There is a small beach village close to Venice called Caorle Beach. It's nice to spend a week-end off, even in winter time. It really resembles Venice in miniature; you can go for a stroll in the centre, shop, have a coffee or a cup of gelato or simply make the long walk along the banks till you reach the lighthouse.
As we arrived the weather was windy and cloudy so we started off with an afternoon break: coffee and patisserie sweets. The café was very cosy and warm.
An hour later we went for a walk and I took pictures of the picturesque houses around this small town. I liked the vivid and cheerful colours that, even in an inclement day, could light my mood up. Purple, pink, yellow and light blue mixed up together, too quirky and funny.
When you take the stairs you have three possibilities. The first is to stare at the sea as you were in a Friedrich painting, or secondly turn to your left side and go reach the lighthouse then, eventually, turn to your right and proceed along the beach. You will notice stone barriers forming the banks but if you look at them carefully, you will discover that some of those stone have been excavated and moulded to result into sculptures.

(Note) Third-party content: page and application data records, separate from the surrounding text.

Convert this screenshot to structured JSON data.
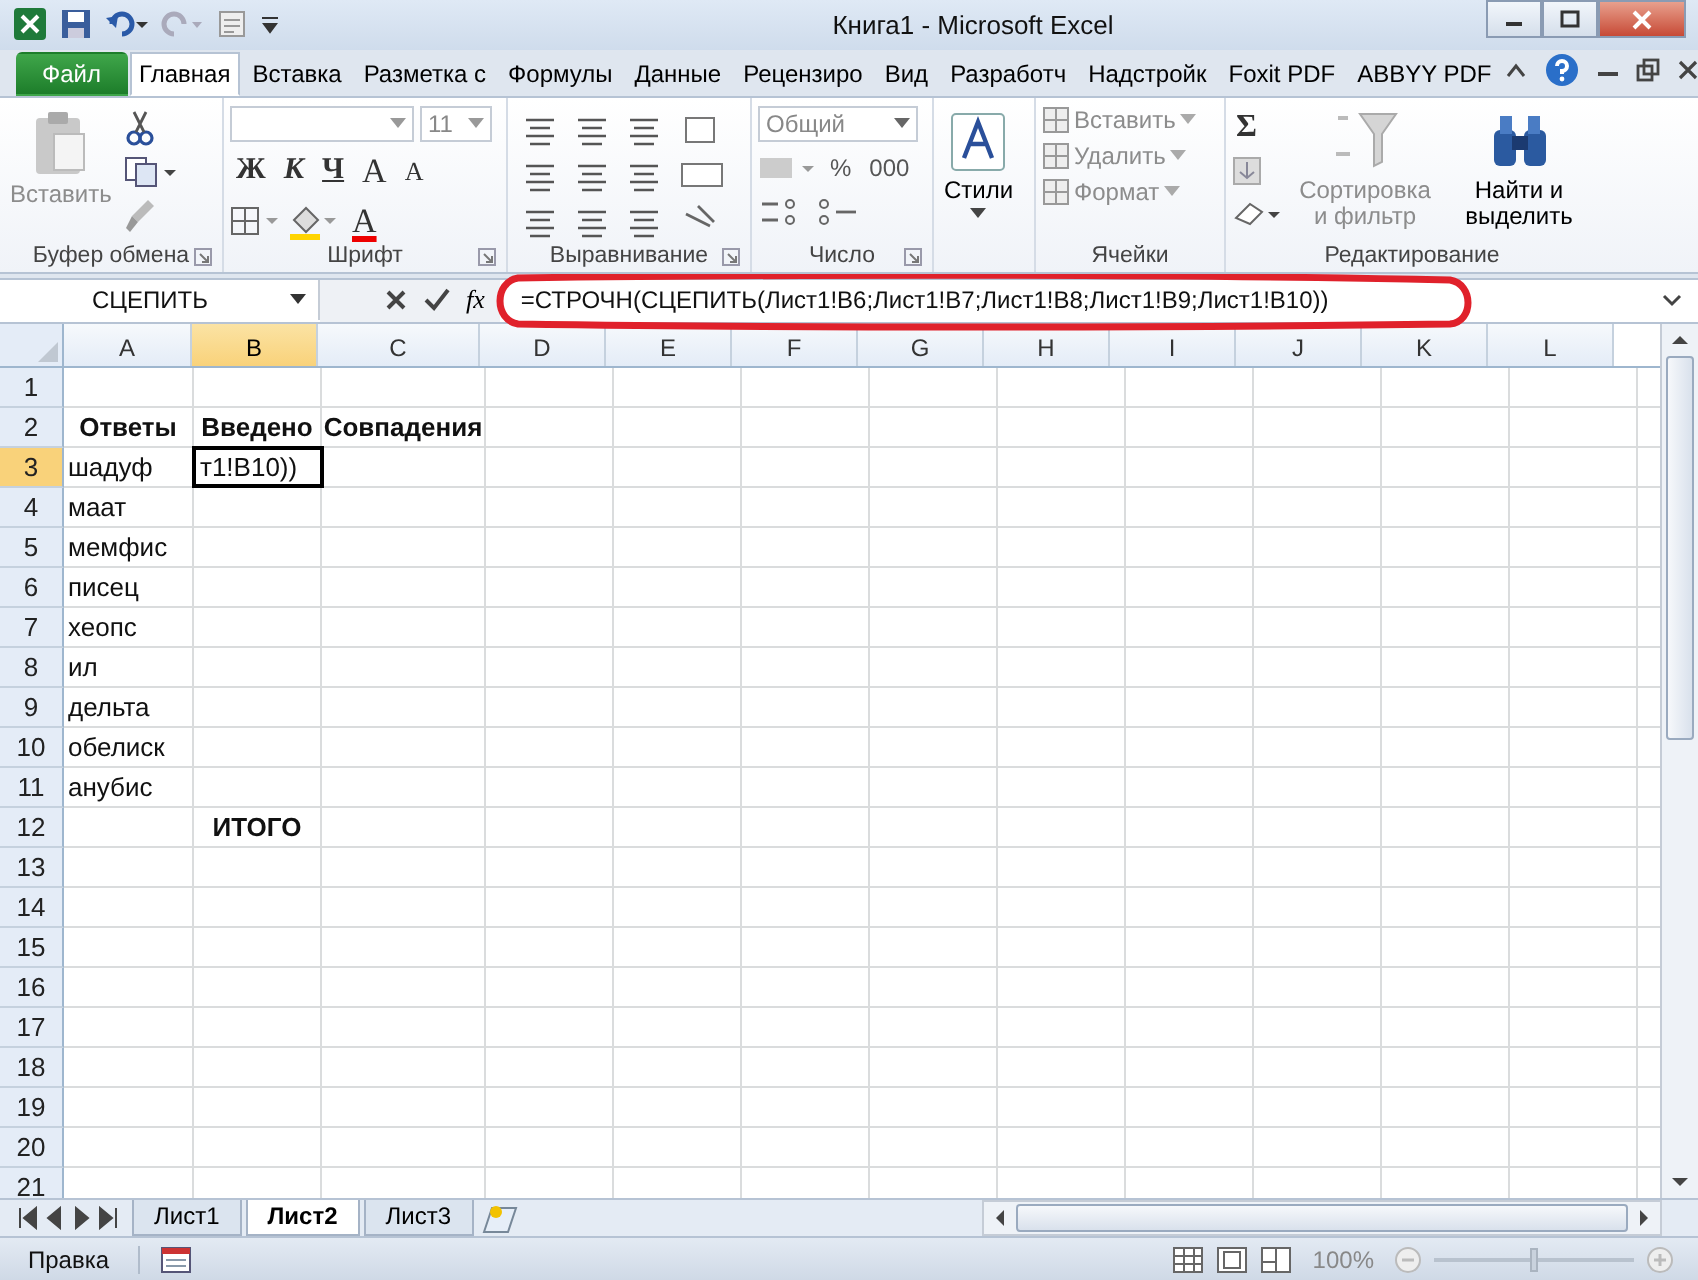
{
  "window": {
    "title": "Книга1  -  Microsoft Excel"
  },
  "ribbon_tabs": [
    {
      "label": "Файл",
      "kind": "file",
      "selected": false
    },
    {
      "label": "Главная",
      "kind": "tab",
      "selected": true
    },
    {
      "label": "Вставка",
      "kind": "tab",
      "selected": false
    },
    {
      "label": "Разметка с",
      "kind": "tab",
      "selected": false
    },
    {
      "label": "Формулы",
      "kind": "tab",
      "selected": false
    },
    {
      "label": "Данные",
      "kind": "tab",
      "selected": false
    },
    {
      "label": "Рецензиро",
      "kind": "tab",
      "selected": false
    },
    {
      "label": "Вид",
      "kind": "tab",
      "selected": false
    },
    {
      "label": "Разработч",
      "kind": "tab",
      "selected": false
    },
    {
      "label": "Надстройк",
      "kind": "tab",
      "selected": false
    },
    {
      "label": "Foxit PDF",
      "kind": "tab",
      "selected": false
    },
    {
      "label": "ABBYY PDF",
      "kind": "tab",
      "selected": false
    }
  ],
  "ribbon_groups": [
    {
      "kind": "clipboard",
      "label": "Буфер обмена",
      "paste": {
        "label": "Вставить",
        "disabled": true
      }
    },
    {
      "kind": "font",
      "label": "Шрифт",
      "size": "11",
      "bold": "Ж",
      "italic": "К",
      "underline": "Ч",
      "grow": "A",
      "shrink": "A",
      "font_color": "A"
    },
    {
      "kind": "alignment",
      "label": "Выравнивание"
    },
    {
      "kind": "number",
      "label": "Число",
      "format": "Общий",
      "percent": "%",
      "thousands": "000"
    },
    {
      "kind": "styles",
      "button": "Стили"
    },
    {
      "kind": "cells",
      "label": "Ячейки",
      "items": [
        {
          "label": "Вставить",
          "disabled": true
        },
        {
          "label": "Удалить",
          "disabled": true
        },
        {
          "label": "Формат",
          "disabled": true
        }
      ]
    },
    {
      "kind": "editing",
      "label": "Редактирование",
      "sum": "Σ",
      "sort": {
        "label": "Сортировка и фильтр",
        "disabled": true
      },
      "find": {
        "label": "Найти и выделить",
        "disabled": false
      }
    }
  ],
  "formula_bar": {
    "name_box": "СЦЕПИТЬ",
    "function_label": "fx",
    "formula": "=СТРОЧН(СЦЕПИТЬ(Лист1!B6;Лист1!B7;Лист1!B8;Лист1!B9;Лист1!B10))"
  },
  "sheet": {
    "columns": [
      {
        "label": "A",
        "selected": false
      },
      {
        "label": "B",
        "selected": true
      },
      {
        "label": "C",
        "selected": false
      },
      {
        "label": "D",
        "selected": false
      },
      {
        "label": "E",
        "selected": false
      },
      {
        "label": "F",
        "selected": false
      },
      {
        "label": "G",
        "selected": false
      },
      {
        "label": "H",
        "selected": false
      },
      {
        "label": "I",
        "selected": false
      },
      {
        "label": "J",
        "selected": false
      },
      {
        "label": "K",
        "selected": false
      },
      {
        "label": "L",
        "selected": false
      }
    ],
    "rows": [
      {
        "number": "1",
        "selected": false,
        "cells": []
      },
      {
        "number": "2",
        "selected": false,
        "cells": [
          {
            "text": "Ответы",
            "bold": true,
            "active": false
          },
          {
            "text": "Введено",
            "bold": true,
            "active": false
          },
          {
            "text": "Совпадения",
            "bold": true,
            "active": false
          }
        ]
      },
      {
        "number": "3",
        "selected": true,
        "cells": [
          {
            "text": "шадуф",
            "bold": false,
            "active": false
          },
          {
            "text": "т1!B10))",
            "bold": false,
            "active": true
          }
        ]
      },
      {
        "number": "4",
        "selected": false,
        "cells": [
          {
            "text": "маат",
            "bold": false,
            "active": false
          }
        ]
      },
      {
        "number": "5",
        "selected": false,
        "cells": [
          {
            "text": "мемфис",
            "bold": false,
            "active": false
          }
        ]
      },
      {
        "number": "6",
        "selected": false,
        "cells": [
          {
            "text": "писец",
            "bold": false,
            "active": false
          }
        ]
      },
      {
        "number": "7",
        "selected": false,
        "cells": [
          {
            "text": "хеопс",
            "bold": false,
            "active": false
          }
        ]
      },
      {
        "number": "8",
        "selected": false,
        "cells": [
          {
            "text": "ил",
            "bold": false,
            "active": false
          }
        ]
      },
      {
        "number": "9",
        "selected": false,
        "cells": [
          {
            "text": "дельта",
            "bold": false,
            "active": false
          }
        ]
      },
      {
        "number": "10",
        "selected": false,
        "cells": [
          {
            "text": "обелиск",
            "bold": false,
            "active": false
          }
        ]
      },
      {
        "number": "11",
        "selected": false,
        "cells": [
          {
            "text": "анубис",
            "bold": false,
            "active": false
          }
        ]
      },
      {
        "number": "12",
        "selected": false,
        "cells": [
          null,
          {
            "text": "ИТОГО",
            "bold": true,
            "active": false
          }
        ]
      },
      {
        "number": "13",
        "selected": false,
        "cells": []
      },
      {
        "number": "14",
        "selected": false,
        "cells": []
      },
      {
        "number": "15",
        "selected": false,
        "cells": []
      },
      {
        "number": "16",
        "selected": false,
        "cells": []
      },
      {
        "number": "17",
        "selected": false,
        "cells": []
      },
      {
        "number": "18",
        "selected": false,
        "cells": []
      },
      {
        "number": "19",
        "selected": false,
        "cells": []
      },
      {
        "number": "20",
        "selected": false,
        "cells": []
      },
      {
        "number": "21",
        "selected": false,
        "cells": []
      }
    ]
  },
  "sheet_tabs": [
    {
      "label": "Лист1",
      "selected": false
    },
    {
      "label": "Лист2",
      "selected": true
    },
    {
      "label": "Лист3",
      "selected": false
    }
  ],
  "status_bar": {
    "mode": "Правка",
    "zoom": "100%",
    "zoom_slider": {
      "level": 0.5
    }
  }
}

Unfortunately, without sun and light I could not take a decent photo, but if you pay a little bit of attention, on the foreground there is a stone with Jesus' face carved on it.
Before dinner time my friends and I stopped by a little restaurant for a snack. In this city-beach it is very popular to have the Italian version of "fish and chips" that is tastier and healthier than the others' around the world, as all my experience tells me. To order it you must say you would like to try the "frittura" or "fritto misto", that are the right words. Simple presentation of dish, very appealing and light on fried oil.
The inhabitants here are quite creative, even though most of the population is engaged within the fishing activity, as the main source of productivity (secondly it comes the tourism from Germany and East Europe countries). I was quite mesmerized to discover across the narrow street a replica-portrait of Louis XIV, King of France, painted in a house wall. That was attracting curious people to see it and others conversing on who was that person, that, despite its importance and history, found any place in their minds. Overall, the scene was highly suggestive.